My grasp of artful articulation and understanding have also matured in yeshiva. The Talmud is extremely abstruse, and learning it is an act of decoding. We learn in pairs and must communicate to progress, making our words and expressions extremely important- we’re trying to explain something that feels so above us, yet within us simultaneously. The Talmud is an established source that I strive to, as opposed to just speaking from my gut and trying to make defined concepts in the Talmud gravitate towards my original intuitions. In the process, I try to grapple my thoughts around values and ideas that are eternal. With all this being accomplished in the beit midrash, I learn the deep value and power of words. Why use my words for corruption, when I know the real satisfaction of using them loftily?
Additionally, I am surrounded by world class Rabbis, all of whom have advanced degrees in disciplines like Philosophy, Education, and Talmud. These are not only brilliant teachers, but high quality people. It seems as if my Rabbis have mastered the skill of listening and processing information, and their ability to explain texts in hebrew and aramaic using accessible and academic words is remarkable. Naturally, my friends and I try to emulate our Rabbis in this regard, manifesting itself in the high caliber conversations we have on our own. We discuss Torah values, moral conflicts, and emotions, and often respectfully disagree. This forces us to patiently break down and clarify convictions, and just overall be committed to the conversation- something shockingly refreshing.
These skills that I’ve gained from learning Talmud are completely applicable to the rest of my life- I constantly catch myself asking questions, looking for sources of truth, and explaining my thoughts. I feel more aware, in tune with information processing, and confident in elocution. In college and beyond, I look forward to furthering this idea of effective dialogue.

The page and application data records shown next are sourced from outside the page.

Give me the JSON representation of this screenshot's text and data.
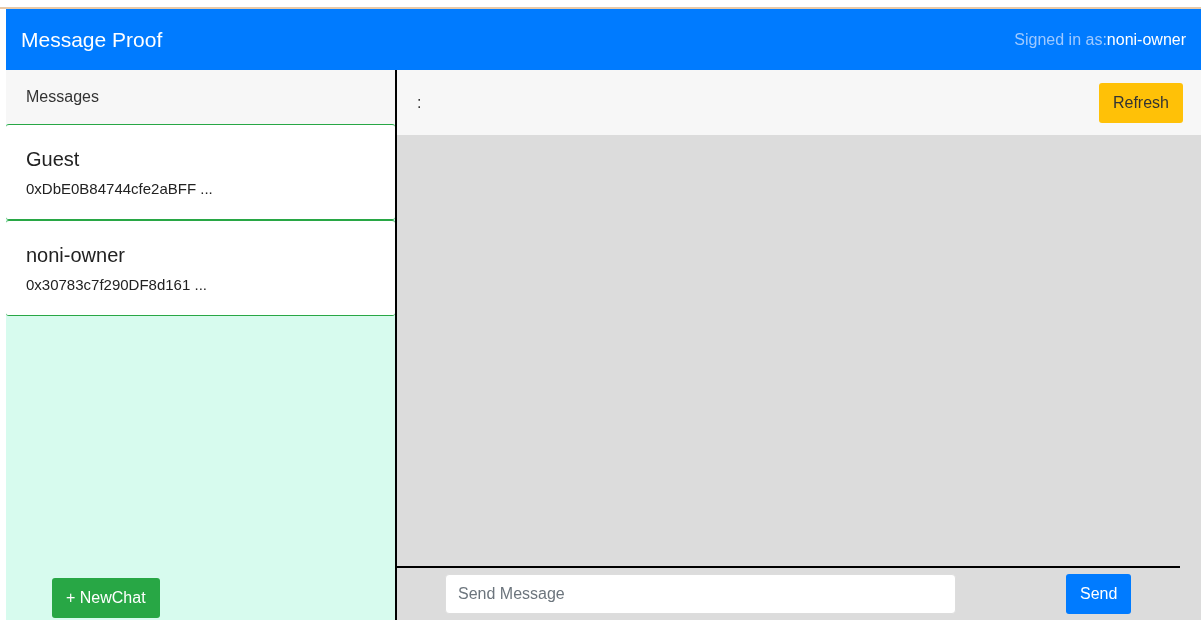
{
  "header": {
    "title": "Message Proof",
    "signed_in_label": "Signed in as:",
    "username": "noni-owner"
  },
  "sidebar": {
    "title": "Messages",
    "contacts": [
      {
        "name": "Guest",
        "address": "0xDbE0B84744cfe2aBFF ..."
      },
      {
        "name": "noni-owner",
        "address": "0x30783c7f290DF8d161 ..."
      }
    ],
    "new_chat_button": "+ NewChat"
  },
  "chat": {
    "header_text": ":",
    "refresh_button": "Refresh",
    "message_field": {
      "placeholder": "Send Message"
    },
    "send_button": "Send"
  }
}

And thus we arrive at the big irony that comes with learning and being human. The more I explore such universal ideas as time management, vocalization, and all that Judaism has to offer, the more humbled I feel. The world is teeming with fresh ideas and emotions, and the more I learn, the more apparent it becomes to me how little I know. This is the paradox- that I take gratification in the comfort of how little I really know. This gratification stems from my understanding that life is a process, and the goal isn’t the end. Surely, if a dancer only danced for the purposes of being finished dancing, that dancer would not be happy. Likewise, my goal is not to know every idea and value that exists, but rather to constantly be in a state of learning and growing. I know this voyage we call life can be maximized with this mentality, and I feel happy every time I remind myself of this thought process. I feel present, in tune, and content with my place in history, all with a sense of urgency to progress. If every day I am thankful and cognizant that my end goal of being my best and truest self is a never-ending process and not actually an end goal, I am optimistic that I am fulfilling the purpose that I know I was created for.

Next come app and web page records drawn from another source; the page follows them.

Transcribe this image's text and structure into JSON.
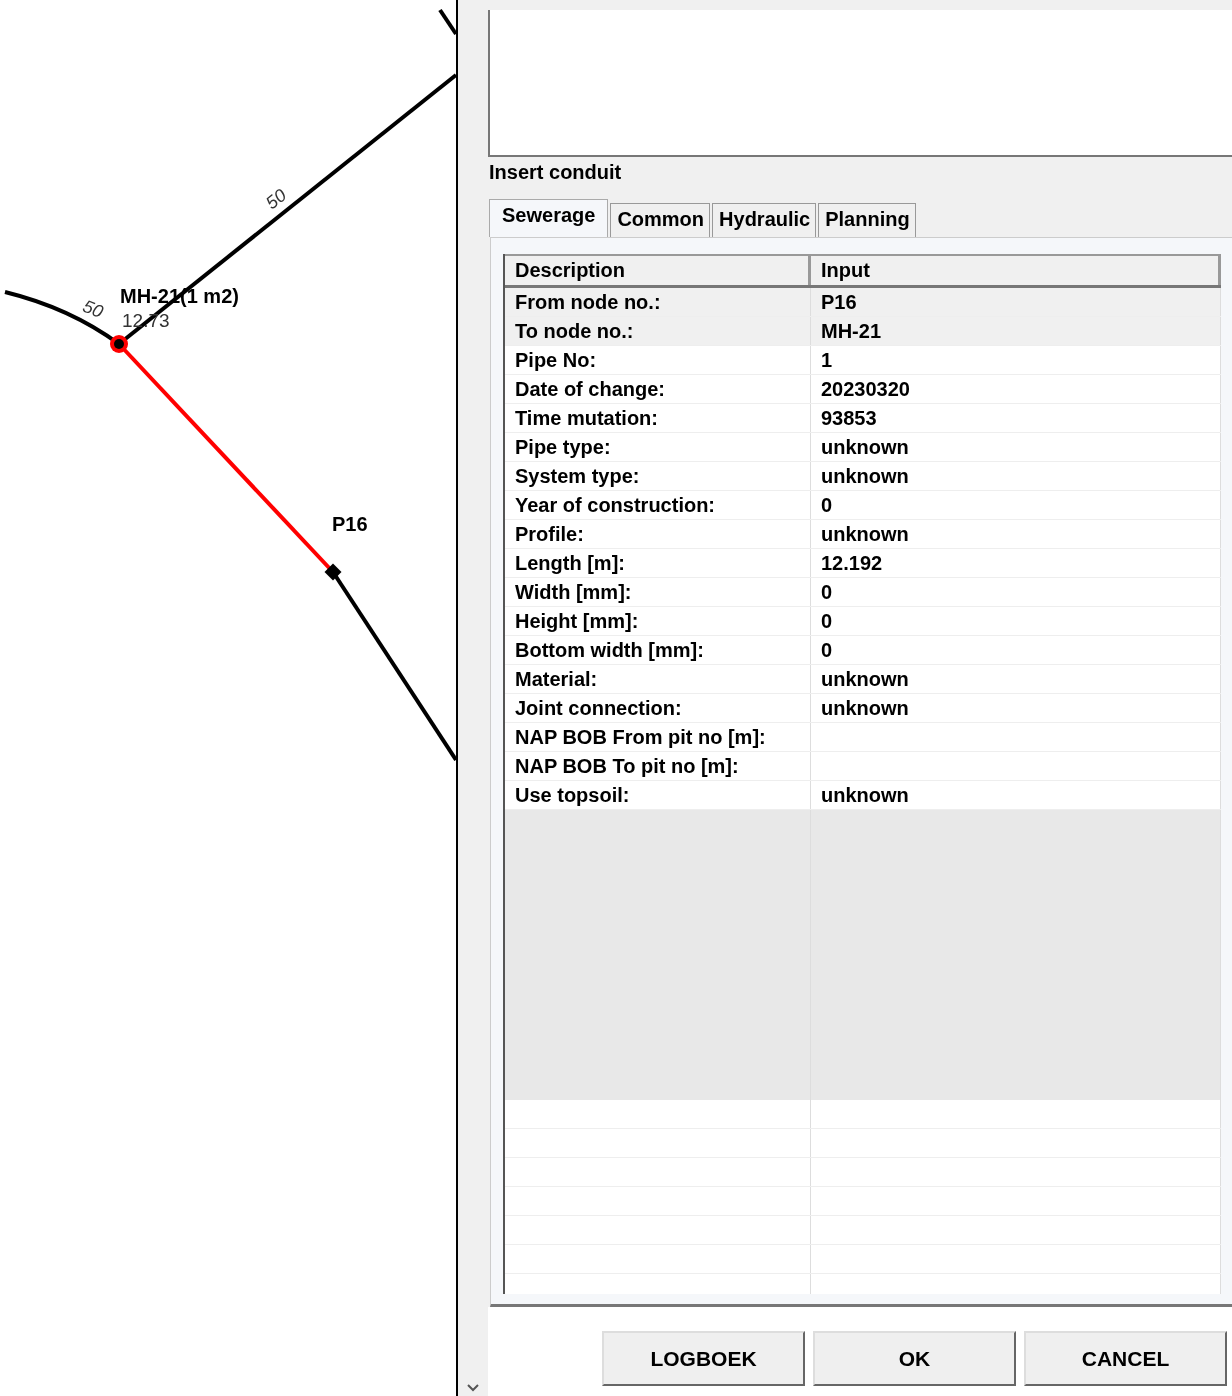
{
  "map": {
    "nodes": [
      {
        "name": "MH-21(1 m2)",
        "value": "12.73",
        "selected": true
      },
      {
        "name": "P16",
        "selected": false
      }
    ],
    "pipe_labels": [
      "50",
      "50"
    ]
  },
  "dialog": {
    "title": "Insert conduit",
    "tabs": [
      {
        "label": "Sewerage",
        "selected": true
      },
      {
        "label": "Common",
        "selected": false
      },
      {
        "label": "Hydraulic",
        "selected": false
      },
      {
        "label": "Planning",
        "selected": false
      }
    ],
    "table": {
      "columns": [
        "Description",
        "Input"
      ],
      "rows": [
        {
          "description": "From node no.:",
          "input": "P16",
          "readonly": true
        },
        {
          "description": "To node no.:",
          "input": "MH-21",
          "readonly": true
        },
        {
          "description": "Pipe No:",
          "input": "1",
          "readonly": false
        },
        {
          "description": "Date of change:",
          "input": "20230320",
          "readonly": false
        },
        {
          "description": "Time mutation:",
          "input": "93853",
          "readonly": false
        },
        {
          "description": "Pipe type:",
          "input": "unknown",
          "readonly": false
        },
        {
          "description": "System type:",
          "input": "unknown",
          "readonly": false
        },
        {
          "description": "Year of construction:",
          "input": "0",
          "readonly": false
        },
        {
          "description": "Profile:",
          "input": "unknown",
          "readonly": false
        },
        {
          "description": "Length [m]:",
          "input": "12.192",
          "readonly": false
        },
        {
          "description": "Width [mm]:",
          "input": "0",
          "readonly": false
        },
        {
          "description": "Height [mm]:",
          "input": "0",
          "readonly": false
        },
        {
          "description": "Bottom width [mm]:",
          "input": "0",
          "readonly": false
        },
        {
          "description": "Material:",
          "input": "unknown",
          "readonly": false
        },
        {
          "description": "Joint connection:",
          "input": "unknown",
          "readonly": false
        },
        {
          "description": "NAP BOB From pit no [m]:",
          "readonly": false
        },
        {
          "description": "NAP BOB To pit no [m]:",
          "readonly": false
        },
        {
          "description": "Use topsoil:",
          "input": "unknown",
          "readonly": false
        }
      ]
    },
    "buttons": [
      "LOGBOEK",
      "OK",
      "CANCEL"
    ]
  }
}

So yes, my schedule does focus on Jewish studies, but are the values I’m learning really particularistic at all?